José Gomes Nogueira 22 June 1969 – 3 August 1969 5 1 1 3
Ernesto Guerra 29 April 1970 – 24 May 1970 2 0 0 2
Jorge Lazo 11 June 1972 – 21 June 1972 4 0 1 3
Roberto Resquín 18 February 1973 – 8 July 1973 10 1 6 3
Roque Máspoli 22 June 1975 – 20 March 1977 19 5 4 10
Héctor Morales 13 June 1979 – 16 September 1979 8 3 1 4
Otto Vieira 27 January 1981 – 14 February 1981 2 0 0 2
Juan Eduardo Hohberg 17 May 1981 – 14 June 1981 4 1 1 2
Ernesto Guerra 26 July 1983 – 7 September 1983 6 0 4 2
Antoninho Ferreira 30 November 1984 – 31 March 1985 15 3 5 7
Luis Grimaldi 18 November 1986 – 4 July 1987 13 2 5 6
Dušan Drašković 2 June 1988 – 19 September 1993 56 17 17 22
Carlos Torres Garcés 25 May 1994 – 5 June 1994 2 2 0 0
Carlos Ron 17 August 1994 – 21 September 1994 2 0 1 1
Francisco Maturana 24 May 1995 – 8 June 1997 34 16 6 12
Luis Fernando Suárez 11 June 1997 – 22 June 1997 4 2 2 0
Francisco Maturana 6 July 1997 – 16 November 1997 7 3 1 3
Polo Carrera 14 October 1998 1 0 0 1
Carlos Sevilla 28 January 1999 – 7 July 1999 15 3 6 6
Hernán Darío Gómez 12 October 1999 – 23 July 2004 66 24 18 24
Luis Fernando Suárez 4 September 2004 – 17 November 2007 51 17 9 25
Sixto Vizuete 21 November 2007 – 11 July 2010 25 9 7 9
Reinaldo Rueda 4 September 2010 – 25 June 2014 45 18 15 12
Sixto Vizuete 23 July 2014 – 28 January 2015 4 2 1 1
Gustavo Quinteros 16 March 2015 – 12 September 2017 19 8 4 7
Jorge Célico 12 September 2017 – Present 2 0 0 2

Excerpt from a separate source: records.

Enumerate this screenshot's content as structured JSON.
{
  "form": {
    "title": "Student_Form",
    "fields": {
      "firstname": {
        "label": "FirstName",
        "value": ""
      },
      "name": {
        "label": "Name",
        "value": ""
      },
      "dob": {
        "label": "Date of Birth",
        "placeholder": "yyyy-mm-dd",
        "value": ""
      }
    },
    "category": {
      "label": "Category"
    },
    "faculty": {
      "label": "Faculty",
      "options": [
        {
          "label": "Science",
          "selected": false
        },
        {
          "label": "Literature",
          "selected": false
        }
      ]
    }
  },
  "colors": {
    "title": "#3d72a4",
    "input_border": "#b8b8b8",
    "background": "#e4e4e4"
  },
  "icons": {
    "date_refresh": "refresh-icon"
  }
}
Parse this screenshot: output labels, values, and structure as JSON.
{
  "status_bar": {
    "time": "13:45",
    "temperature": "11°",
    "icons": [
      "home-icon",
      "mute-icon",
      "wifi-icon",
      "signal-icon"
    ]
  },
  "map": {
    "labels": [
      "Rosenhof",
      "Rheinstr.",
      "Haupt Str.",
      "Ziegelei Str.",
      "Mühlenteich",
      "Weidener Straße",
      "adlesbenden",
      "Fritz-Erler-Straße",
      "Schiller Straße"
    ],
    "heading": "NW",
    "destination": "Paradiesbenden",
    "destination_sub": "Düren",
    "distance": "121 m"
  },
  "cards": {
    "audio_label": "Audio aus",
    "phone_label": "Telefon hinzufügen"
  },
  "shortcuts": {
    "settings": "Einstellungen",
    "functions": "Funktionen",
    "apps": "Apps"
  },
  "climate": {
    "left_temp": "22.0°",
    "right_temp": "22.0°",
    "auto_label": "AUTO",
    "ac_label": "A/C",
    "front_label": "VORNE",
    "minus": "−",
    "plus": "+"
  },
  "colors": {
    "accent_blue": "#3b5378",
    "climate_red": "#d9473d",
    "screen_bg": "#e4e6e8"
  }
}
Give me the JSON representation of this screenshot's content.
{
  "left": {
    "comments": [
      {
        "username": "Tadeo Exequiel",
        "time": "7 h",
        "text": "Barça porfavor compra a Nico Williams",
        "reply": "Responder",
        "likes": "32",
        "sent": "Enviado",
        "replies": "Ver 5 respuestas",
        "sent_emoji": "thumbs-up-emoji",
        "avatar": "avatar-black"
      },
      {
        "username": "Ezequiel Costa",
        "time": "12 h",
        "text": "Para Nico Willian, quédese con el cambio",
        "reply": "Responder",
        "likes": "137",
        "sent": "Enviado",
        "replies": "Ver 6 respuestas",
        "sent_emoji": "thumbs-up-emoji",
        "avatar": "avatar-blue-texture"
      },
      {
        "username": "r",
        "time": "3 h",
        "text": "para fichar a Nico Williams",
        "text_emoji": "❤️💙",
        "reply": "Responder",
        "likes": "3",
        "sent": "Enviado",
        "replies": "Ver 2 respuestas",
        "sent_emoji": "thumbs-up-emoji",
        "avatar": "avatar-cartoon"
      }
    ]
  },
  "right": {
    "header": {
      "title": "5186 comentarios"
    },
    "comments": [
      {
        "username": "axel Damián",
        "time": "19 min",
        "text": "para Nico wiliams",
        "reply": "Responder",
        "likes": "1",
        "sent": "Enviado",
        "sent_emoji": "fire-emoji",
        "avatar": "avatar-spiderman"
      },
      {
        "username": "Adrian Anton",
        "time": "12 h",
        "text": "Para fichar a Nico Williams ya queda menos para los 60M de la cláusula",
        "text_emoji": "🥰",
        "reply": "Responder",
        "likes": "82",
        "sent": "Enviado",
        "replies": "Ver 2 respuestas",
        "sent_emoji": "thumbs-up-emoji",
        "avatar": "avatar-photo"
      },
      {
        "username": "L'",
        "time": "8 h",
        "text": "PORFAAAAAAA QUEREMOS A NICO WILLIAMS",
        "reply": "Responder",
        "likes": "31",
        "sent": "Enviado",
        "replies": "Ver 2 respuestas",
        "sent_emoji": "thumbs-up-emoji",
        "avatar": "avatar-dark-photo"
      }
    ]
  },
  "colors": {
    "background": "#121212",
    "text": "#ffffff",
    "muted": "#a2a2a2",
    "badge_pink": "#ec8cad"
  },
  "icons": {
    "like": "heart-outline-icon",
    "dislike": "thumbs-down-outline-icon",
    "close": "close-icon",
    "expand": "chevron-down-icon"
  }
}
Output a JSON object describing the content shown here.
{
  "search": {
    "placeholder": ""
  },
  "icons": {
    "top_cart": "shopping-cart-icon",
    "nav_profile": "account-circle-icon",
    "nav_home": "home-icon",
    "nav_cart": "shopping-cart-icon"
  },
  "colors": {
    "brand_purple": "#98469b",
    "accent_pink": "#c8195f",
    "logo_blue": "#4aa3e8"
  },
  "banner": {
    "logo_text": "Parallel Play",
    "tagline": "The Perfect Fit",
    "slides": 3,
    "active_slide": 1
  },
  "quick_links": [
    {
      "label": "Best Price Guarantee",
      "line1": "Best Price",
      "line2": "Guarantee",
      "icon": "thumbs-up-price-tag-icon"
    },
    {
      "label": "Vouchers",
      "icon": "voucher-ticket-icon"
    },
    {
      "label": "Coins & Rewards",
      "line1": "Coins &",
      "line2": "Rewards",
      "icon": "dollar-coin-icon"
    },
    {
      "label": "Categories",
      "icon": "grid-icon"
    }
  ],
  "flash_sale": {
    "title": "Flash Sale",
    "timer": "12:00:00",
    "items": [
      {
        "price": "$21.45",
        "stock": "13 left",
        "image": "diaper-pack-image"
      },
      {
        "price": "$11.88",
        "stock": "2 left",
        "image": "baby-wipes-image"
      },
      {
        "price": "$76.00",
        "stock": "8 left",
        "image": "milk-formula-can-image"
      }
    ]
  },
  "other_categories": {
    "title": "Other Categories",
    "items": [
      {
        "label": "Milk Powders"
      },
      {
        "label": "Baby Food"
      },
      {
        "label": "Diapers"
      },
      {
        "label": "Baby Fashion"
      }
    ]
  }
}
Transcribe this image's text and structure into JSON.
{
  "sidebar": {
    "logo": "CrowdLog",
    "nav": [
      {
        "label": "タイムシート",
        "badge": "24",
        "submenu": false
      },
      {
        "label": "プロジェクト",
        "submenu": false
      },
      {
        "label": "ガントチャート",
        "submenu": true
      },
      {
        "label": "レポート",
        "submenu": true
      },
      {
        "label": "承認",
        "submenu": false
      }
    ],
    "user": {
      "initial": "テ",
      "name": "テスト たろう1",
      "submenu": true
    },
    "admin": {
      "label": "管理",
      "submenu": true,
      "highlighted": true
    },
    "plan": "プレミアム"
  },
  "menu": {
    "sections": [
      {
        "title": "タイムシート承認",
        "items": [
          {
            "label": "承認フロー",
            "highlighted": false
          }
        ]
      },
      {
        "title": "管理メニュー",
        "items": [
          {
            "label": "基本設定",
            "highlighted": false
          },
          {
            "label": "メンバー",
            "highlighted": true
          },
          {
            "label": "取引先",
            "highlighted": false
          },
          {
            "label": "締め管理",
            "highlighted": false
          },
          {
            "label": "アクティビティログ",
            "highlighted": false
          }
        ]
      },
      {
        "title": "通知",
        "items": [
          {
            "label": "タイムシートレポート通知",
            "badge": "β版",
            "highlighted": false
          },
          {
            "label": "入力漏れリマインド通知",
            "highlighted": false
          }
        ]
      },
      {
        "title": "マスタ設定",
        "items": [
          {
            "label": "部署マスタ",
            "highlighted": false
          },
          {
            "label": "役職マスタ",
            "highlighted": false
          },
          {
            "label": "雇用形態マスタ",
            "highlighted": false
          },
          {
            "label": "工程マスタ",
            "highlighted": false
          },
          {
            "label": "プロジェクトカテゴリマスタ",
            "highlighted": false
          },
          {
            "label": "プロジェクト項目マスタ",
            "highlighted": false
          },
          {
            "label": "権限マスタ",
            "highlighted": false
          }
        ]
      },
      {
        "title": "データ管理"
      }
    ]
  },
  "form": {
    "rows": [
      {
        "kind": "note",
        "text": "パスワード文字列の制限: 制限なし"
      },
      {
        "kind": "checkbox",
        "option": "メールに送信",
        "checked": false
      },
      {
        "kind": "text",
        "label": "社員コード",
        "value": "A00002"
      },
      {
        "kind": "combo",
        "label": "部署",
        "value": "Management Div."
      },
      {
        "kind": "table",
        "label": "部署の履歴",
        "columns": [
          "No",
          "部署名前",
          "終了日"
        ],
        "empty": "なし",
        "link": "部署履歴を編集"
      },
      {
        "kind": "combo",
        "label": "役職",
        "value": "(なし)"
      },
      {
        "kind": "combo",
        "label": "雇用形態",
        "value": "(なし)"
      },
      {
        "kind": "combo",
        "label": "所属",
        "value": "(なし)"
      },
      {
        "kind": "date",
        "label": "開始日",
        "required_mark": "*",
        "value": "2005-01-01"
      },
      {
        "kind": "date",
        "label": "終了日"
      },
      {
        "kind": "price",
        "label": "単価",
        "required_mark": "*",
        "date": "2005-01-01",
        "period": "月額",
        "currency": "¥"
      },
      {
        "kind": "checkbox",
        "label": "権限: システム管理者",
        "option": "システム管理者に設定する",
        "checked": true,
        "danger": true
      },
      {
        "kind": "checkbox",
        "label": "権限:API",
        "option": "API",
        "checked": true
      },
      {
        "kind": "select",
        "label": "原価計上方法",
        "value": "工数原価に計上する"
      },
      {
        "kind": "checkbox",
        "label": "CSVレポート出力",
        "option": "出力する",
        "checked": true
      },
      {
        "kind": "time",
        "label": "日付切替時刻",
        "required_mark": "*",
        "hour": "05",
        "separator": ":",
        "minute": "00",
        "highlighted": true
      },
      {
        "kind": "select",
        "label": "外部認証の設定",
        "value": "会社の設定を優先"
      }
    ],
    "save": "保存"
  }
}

Notes and references

See also

External links